◆ Task prompt
Render every entry verbatim.

◆ Material supplied
•••••

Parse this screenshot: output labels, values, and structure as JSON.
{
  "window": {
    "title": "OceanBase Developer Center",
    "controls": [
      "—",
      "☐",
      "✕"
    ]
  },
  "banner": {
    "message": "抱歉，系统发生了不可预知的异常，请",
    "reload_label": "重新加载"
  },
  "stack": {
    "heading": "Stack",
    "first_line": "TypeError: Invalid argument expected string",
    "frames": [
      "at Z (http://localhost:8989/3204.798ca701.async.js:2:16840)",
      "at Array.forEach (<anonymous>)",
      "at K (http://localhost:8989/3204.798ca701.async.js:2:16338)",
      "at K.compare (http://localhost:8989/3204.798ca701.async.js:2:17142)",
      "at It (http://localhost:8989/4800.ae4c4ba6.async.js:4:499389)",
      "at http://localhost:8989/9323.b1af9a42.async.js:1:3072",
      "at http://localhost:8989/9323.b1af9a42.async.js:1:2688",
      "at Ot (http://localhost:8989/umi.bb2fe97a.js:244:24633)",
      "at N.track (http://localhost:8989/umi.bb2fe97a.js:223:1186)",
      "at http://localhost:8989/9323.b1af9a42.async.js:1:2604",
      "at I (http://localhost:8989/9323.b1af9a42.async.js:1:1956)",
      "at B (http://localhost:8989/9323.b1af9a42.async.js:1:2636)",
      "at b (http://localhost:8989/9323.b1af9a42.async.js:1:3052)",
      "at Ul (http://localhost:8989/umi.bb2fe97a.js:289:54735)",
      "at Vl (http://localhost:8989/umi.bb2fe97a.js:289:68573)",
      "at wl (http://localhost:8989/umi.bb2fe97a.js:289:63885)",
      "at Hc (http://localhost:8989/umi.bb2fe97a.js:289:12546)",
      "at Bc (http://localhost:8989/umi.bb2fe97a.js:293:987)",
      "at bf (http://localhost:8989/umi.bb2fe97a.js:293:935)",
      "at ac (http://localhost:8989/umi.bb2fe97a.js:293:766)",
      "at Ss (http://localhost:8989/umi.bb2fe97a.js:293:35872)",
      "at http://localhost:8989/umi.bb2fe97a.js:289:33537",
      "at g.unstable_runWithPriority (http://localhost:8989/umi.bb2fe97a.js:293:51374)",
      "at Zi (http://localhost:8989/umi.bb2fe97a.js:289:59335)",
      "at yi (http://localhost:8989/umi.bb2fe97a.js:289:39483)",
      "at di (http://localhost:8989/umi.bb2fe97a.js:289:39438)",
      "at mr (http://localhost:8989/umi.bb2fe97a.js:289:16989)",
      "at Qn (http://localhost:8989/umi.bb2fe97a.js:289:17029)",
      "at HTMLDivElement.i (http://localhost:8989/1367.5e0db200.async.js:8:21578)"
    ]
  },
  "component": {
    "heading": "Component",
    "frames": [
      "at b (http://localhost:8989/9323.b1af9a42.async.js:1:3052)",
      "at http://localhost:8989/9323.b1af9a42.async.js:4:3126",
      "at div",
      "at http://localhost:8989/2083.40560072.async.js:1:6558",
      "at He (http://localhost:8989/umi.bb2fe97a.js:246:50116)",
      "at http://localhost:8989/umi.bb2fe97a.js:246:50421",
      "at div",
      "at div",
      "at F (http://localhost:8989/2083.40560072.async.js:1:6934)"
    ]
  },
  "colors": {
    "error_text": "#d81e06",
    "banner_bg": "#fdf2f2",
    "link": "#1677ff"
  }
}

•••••

◆ Solution for this exercise
Parse this screenshot: output labels, values, and structure as JSON.
{
  "window": {
    "title": "OceanBase Developer Center",
    "controls": [
      "—",
      "☐",
      "✕"
    ]
  },
  "banner": {
    "message": "抱歉，系统发生了不可预知的异常，请",
    "reload_label": "重新加载"
  },
  "stack": {
    "heading": "Stack",
    "first_line": "TypeError: Invalid argument expected string",
    "frames": [
      "at Z (http://localhost:8989/3204.798ca701.async.js:2:16840)",
      "at Array.forEach (<anonymous>)",
      "at K (http://localhost:8989/3204.798ca701.async.js:2:16338)",
      "at K.compare (http://localhost:8989/3204.798ca701.async.js:2:17142)",
      "at It (http://localhost:8989/4800.ae4c4ba6.async.js:4:499389)",
      "at http://localhost:8989/9323.b1af9a42.async.js:1:3072",
      "at http://localhost:8989/9323.b1af9a42.async.js:1:2688",
      "at Ot (http://localhost:8989/umi.bb2fe97a.js:244:24633)",
      "at N.track (http://localhost:8989/umi.bb2fe97a.js:223:1186)",
      "at http://localhost:8989/9323.b1af9a42.async.js:1:2604",
      "at I (http://localhost:8989/9323.b1af9a42.async.js:1:1956)",
      "at B (http://localhost:8989/9323.b1af9a42.async.js:1:2636)",
      "at b (http://localhost:8989/9323.b1af9a42.async.js:1:3052)",
      "at Ul (http://localhost:8989/umi.bb2fe97a.js:289:54735)",
      "at Vl (http://localhost:8989/umi.bb2fe97a.js:289:68573)",
      "at wl (http://localhost:8989/umi.bb2fe97a.js:289:63885)",
      "at Hc (http://localhost:8989/umi.bb2fe97a.js:289:12546)",
      "at Bc (http://localhost:8989/umi.bb2fe97a.js:293:987)",
      "at bf (http://localhost:8989/umi.bb2fe97a.js:293:935)",
      "at ac (http://localhost:8989/umi.bb2fe97a.js:293:766)",
      "at Ss (http://localhost:8989/umi.bb2fe97a.js:293:35872)",
      "at http://localhost:8989/umi.bb2fe97a.js:289:33537",
      "at g.unstable_runWithPriority (http://localhost:8989/umi.bb2fe97a.js:293:51374)",
      "at Zi (http://localhost:8989/umi.bb2fe97a.js:289:59335)",
      "at yi (http://localhost:8989/umi.bb2fe97a.js:289:39483)",
      "at di (http://localhost:8989/umi.bb2fe97a.js:289:39438)",
      "at mr (http://localhost:8989/umi.bb2fe97a.js:289:16989)",
      "at Qn (http://localhost:8989/umi.bb2fe97a.js:289:17029)",
      "at HTMLDivElement.i (http://localhost:8989/1367.5e0db200.async.js:8:21578)"
    ]
  },
  "component": {
    "heading": "Component",
    "frames": [
      "at b (http://localhost:8989/9323.b1af9a42.async.js:1:3052)",
      "at http://localhost:8989/9323.b1af9a42.async.js:4:3126",
      "at div",
      "at http://localhost:8989/2083.40560072.async.js:1:6558",
      "at He (http://localhost:8989/umi.bb2fe97a.js:246:50116)",
      "at http://localhost:8989/umi.bb2fe97a.js:246:50421",
      "at div",
      "at div",
      "at F (http://localhost:8989/2083.40560072.async.js:1:6934)"
    ]
  },
  "colors": {
    "error_text": "#d81e06",
    "banner_bg": "#fdf2f2",
    "link": "#1677ff"
  }
}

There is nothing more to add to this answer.